|Release Date||27 September 2010|
|Rating||5/5 from 2 reviews|
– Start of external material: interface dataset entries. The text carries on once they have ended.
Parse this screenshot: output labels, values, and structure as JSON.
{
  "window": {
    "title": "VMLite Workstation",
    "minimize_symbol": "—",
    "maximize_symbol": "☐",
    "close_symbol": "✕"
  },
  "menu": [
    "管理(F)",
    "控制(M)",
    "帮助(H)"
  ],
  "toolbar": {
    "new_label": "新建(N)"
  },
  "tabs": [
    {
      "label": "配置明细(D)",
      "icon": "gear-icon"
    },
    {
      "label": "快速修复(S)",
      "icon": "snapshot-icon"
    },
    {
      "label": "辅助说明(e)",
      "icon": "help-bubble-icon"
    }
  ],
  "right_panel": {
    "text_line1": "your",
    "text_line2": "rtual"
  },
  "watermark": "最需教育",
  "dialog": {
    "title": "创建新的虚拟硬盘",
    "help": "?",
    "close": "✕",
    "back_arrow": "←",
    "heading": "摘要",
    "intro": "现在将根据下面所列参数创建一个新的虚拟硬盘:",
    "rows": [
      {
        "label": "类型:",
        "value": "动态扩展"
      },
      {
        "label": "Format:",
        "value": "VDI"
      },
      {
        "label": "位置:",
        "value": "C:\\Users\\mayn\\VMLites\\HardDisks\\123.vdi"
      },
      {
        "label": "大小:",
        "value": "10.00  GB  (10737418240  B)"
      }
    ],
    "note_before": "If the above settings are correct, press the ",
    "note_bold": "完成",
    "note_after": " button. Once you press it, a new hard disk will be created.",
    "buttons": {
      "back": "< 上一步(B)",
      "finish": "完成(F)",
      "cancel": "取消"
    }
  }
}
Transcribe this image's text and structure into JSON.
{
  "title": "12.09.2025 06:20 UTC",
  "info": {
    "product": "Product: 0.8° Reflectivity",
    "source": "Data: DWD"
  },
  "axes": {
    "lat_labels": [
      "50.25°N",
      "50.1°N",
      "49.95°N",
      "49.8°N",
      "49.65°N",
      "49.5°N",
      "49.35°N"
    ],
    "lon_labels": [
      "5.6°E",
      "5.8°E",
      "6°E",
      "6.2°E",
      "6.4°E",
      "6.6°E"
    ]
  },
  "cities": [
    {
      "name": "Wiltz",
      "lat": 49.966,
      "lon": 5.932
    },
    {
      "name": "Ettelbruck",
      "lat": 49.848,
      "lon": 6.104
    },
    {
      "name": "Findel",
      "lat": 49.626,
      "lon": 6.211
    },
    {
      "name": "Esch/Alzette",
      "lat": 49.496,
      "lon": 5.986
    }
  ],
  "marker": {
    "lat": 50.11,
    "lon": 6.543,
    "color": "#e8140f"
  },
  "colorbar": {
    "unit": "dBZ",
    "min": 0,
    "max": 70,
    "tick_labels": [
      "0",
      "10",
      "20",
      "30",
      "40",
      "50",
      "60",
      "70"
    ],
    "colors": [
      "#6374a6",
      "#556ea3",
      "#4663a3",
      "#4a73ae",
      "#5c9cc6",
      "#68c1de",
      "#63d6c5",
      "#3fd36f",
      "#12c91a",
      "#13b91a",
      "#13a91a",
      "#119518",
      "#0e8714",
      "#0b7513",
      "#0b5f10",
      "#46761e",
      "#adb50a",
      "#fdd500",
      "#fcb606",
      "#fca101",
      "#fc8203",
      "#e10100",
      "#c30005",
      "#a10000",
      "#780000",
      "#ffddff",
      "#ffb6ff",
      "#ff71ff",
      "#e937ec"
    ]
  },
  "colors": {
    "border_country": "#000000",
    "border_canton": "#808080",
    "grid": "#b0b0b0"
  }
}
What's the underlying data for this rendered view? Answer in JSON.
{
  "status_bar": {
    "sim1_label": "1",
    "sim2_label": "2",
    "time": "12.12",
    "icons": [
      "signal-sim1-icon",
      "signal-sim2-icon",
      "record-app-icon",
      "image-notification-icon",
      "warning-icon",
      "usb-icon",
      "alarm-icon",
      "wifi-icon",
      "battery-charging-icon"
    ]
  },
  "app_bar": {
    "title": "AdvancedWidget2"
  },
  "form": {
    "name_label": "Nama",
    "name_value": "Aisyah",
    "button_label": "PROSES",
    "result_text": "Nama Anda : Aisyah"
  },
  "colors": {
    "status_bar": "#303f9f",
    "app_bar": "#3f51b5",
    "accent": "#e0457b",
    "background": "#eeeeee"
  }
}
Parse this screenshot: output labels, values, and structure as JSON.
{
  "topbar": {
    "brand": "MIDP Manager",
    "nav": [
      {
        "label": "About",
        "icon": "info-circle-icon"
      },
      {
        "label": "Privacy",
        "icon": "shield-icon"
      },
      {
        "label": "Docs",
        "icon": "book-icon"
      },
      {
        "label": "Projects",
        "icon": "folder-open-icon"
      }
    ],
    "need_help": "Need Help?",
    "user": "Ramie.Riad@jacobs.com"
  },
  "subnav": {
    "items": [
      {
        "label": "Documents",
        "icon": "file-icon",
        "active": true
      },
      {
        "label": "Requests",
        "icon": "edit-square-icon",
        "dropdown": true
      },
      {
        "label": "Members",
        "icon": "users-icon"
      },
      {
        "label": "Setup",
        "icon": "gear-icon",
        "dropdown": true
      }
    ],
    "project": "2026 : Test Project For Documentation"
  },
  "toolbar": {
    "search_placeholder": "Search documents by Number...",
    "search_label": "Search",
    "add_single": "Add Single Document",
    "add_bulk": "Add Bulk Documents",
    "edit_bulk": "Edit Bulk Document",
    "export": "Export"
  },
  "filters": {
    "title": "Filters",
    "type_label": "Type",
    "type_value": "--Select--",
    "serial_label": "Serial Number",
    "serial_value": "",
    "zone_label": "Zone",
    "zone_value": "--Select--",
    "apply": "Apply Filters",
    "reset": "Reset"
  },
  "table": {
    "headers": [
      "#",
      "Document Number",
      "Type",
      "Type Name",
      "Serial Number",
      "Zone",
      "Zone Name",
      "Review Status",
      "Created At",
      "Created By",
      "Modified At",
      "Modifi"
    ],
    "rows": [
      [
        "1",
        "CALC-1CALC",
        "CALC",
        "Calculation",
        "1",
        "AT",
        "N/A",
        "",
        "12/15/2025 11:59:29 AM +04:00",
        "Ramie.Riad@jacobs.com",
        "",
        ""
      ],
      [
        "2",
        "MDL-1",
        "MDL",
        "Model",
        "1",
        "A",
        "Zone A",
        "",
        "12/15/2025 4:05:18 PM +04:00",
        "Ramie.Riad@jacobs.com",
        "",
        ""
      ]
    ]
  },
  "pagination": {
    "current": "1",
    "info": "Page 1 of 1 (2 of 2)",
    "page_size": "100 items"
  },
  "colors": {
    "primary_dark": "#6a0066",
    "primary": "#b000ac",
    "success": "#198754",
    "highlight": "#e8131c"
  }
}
In an eye-opening book that Booklist praised as ''impressively documented, essential Civil War reading, '' historian David Williams lays bare the myth of a united confederacy, revealing that the South was in fact fighting two civil wars - an external one that we know so much about and an internal one about which there is scant literature and virtually no public awareness.Bitterly Divided skillfully shows that from the Confederacy's very beginnings white Southerners were as likely to have opposed secession as supported it, and they undermined the Confederate war effort at nearly every turn. In just one of many telling examples in this rich and surprising narrative history, Williams shows that when planters grew too much cotton and tobacco and exempted themselves from the draft, plain folk called the conflict a ''rich man's war'' and rioted. Many formed armed anti-Confederate bands. Southern blacks, in what W.E.B. DuBois called ''a general strike against the Confederacy, '' resisted in increasingly overt ways, escaped by the thousands, and forced a change in the war's direction that led to emancipation.This immensely readable and riveting new analysis takes on the Confederacy's popular image and reveals it to be, like the Confederacy itself, a fatally fractured edifice.